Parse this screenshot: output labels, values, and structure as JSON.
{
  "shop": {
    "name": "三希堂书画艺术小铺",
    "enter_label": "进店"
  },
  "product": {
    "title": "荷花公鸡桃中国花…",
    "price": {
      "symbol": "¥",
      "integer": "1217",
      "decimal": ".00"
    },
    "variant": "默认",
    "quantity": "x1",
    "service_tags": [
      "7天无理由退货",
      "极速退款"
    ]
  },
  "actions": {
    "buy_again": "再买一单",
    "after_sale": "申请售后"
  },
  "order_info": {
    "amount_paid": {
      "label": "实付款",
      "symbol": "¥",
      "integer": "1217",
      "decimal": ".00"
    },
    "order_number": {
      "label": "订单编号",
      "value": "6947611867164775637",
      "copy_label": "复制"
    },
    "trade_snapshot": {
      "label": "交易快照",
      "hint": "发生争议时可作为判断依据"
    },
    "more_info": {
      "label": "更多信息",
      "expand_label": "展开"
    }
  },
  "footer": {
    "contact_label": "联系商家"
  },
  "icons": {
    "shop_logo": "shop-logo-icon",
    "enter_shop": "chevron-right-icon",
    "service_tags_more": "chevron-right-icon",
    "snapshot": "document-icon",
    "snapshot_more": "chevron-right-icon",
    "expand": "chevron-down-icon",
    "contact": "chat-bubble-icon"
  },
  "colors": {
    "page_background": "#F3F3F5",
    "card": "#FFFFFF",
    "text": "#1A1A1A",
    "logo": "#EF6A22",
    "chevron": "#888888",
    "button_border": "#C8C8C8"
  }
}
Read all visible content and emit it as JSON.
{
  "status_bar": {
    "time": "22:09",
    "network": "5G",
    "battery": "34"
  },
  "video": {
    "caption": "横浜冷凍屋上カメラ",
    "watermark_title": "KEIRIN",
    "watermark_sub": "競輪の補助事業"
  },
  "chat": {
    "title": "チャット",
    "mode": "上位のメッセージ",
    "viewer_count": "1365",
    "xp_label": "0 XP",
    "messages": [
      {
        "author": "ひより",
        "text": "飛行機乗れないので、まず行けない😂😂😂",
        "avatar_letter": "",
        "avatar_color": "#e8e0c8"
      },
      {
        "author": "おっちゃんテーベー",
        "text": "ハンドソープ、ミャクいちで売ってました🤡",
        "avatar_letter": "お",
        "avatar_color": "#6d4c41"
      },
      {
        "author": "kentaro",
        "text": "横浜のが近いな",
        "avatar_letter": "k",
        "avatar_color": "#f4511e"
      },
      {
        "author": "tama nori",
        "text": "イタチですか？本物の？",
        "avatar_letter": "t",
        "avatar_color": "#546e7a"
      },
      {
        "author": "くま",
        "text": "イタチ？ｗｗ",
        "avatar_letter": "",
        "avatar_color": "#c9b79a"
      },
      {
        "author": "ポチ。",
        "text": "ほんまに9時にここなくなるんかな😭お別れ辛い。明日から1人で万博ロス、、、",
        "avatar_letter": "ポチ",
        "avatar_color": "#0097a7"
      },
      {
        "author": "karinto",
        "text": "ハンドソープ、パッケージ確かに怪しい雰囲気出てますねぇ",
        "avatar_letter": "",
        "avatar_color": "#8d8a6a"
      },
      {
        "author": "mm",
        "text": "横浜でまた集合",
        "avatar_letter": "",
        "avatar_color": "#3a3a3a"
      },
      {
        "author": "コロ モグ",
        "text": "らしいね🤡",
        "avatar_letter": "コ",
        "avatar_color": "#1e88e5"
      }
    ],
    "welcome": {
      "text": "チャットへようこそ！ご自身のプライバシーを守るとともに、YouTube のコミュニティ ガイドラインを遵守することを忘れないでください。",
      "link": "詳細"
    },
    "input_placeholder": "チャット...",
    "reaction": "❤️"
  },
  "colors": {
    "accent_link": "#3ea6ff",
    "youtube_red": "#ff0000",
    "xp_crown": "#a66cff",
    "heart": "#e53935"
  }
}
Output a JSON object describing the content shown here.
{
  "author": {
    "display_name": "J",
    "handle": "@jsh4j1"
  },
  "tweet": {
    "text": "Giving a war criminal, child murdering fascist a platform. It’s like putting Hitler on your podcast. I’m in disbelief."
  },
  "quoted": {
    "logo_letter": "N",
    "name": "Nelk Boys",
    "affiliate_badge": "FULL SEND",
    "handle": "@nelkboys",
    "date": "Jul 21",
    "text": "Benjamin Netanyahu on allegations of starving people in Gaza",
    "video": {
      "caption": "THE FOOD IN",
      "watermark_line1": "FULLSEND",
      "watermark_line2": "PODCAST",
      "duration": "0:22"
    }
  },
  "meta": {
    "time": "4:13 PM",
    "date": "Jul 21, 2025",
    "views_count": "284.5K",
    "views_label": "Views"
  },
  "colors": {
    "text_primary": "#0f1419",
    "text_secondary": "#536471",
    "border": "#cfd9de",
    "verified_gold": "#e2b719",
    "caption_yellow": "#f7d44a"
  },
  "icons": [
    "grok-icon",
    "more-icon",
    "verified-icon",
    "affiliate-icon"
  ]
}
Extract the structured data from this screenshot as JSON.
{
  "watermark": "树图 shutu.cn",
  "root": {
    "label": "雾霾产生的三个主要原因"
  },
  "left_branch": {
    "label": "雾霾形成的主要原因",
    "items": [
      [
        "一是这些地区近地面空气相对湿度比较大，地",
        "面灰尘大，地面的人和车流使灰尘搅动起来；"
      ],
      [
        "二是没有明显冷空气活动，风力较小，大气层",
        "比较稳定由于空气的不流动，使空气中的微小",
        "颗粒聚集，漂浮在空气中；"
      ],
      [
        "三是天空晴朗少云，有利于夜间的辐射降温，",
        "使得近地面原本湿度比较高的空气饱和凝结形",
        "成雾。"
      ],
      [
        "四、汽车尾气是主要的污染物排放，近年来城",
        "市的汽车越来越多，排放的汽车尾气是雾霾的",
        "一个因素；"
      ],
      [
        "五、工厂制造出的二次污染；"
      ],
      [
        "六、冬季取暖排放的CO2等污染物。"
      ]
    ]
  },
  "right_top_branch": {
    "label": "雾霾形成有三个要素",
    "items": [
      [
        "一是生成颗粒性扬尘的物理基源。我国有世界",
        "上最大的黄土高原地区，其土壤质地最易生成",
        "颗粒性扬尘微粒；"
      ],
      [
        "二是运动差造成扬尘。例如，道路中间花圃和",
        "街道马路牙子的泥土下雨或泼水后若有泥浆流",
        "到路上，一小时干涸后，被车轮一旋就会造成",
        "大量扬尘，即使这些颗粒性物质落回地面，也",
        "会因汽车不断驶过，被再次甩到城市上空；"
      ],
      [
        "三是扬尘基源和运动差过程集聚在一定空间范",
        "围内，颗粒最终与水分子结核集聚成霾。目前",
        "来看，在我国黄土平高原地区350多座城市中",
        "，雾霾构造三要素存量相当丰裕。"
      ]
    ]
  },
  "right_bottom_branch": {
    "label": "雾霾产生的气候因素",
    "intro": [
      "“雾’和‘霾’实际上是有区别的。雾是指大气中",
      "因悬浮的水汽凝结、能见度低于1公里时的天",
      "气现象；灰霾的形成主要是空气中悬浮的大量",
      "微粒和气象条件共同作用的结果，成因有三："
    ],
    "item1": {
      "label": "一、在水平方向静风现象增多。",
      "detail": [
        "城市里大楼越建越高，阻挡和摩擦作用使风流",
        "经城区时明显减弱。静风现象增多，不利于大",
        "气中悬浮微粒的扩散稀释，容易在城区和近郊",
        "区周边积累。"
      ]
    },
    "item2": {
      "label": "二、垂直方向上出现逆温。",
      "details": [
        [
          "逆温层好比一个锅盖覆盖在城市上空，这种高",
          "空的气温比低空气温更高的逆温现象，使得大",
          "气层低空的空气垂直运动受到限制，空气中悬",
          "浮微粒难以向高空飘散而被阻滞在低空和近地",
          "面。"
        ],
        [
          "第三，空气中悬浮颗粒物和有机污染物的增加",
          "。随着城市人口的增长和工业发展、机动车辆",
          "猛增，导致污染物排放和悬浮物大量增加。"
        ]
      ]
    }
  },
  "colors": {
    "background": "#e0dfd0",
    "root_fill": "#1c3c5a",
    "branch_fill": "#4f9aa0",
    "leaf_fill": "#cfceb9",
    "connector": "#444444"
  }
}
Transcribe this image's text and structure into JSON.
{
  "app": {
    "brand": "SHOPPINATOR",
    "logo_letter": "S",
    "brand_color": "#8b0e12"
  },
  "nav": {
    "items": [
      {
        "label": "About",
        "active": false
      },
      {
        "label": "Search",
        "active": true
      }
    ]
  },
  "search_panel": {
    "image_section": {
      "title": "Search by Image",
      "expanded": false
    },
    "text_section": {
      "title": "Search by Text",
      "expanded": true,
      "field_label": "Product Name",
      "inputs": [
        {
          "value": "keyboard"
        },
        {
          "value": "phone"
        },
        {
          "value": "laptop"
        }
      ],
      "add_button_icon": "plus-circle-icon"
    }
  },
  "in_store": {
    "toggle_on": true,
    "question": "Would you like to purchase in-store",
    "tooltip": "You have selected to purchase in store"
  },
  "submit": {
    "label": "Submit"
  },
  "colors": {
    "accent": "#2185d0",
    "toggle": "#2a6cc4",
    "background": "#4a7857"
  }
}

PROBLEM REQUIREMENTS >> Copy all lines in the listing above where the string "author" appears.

ANSWER TO THIS PROBLEM >>
        "author": "ひより",
        "author": "おっちゃんテーベー",
        "author": "kentaro",
        "author": "tama nori",
        "author": "くま",
        "author": "ポチ。",
        "author": "karinto",
        "author": "mm",
        "author": "コロ モグ",
  "author": {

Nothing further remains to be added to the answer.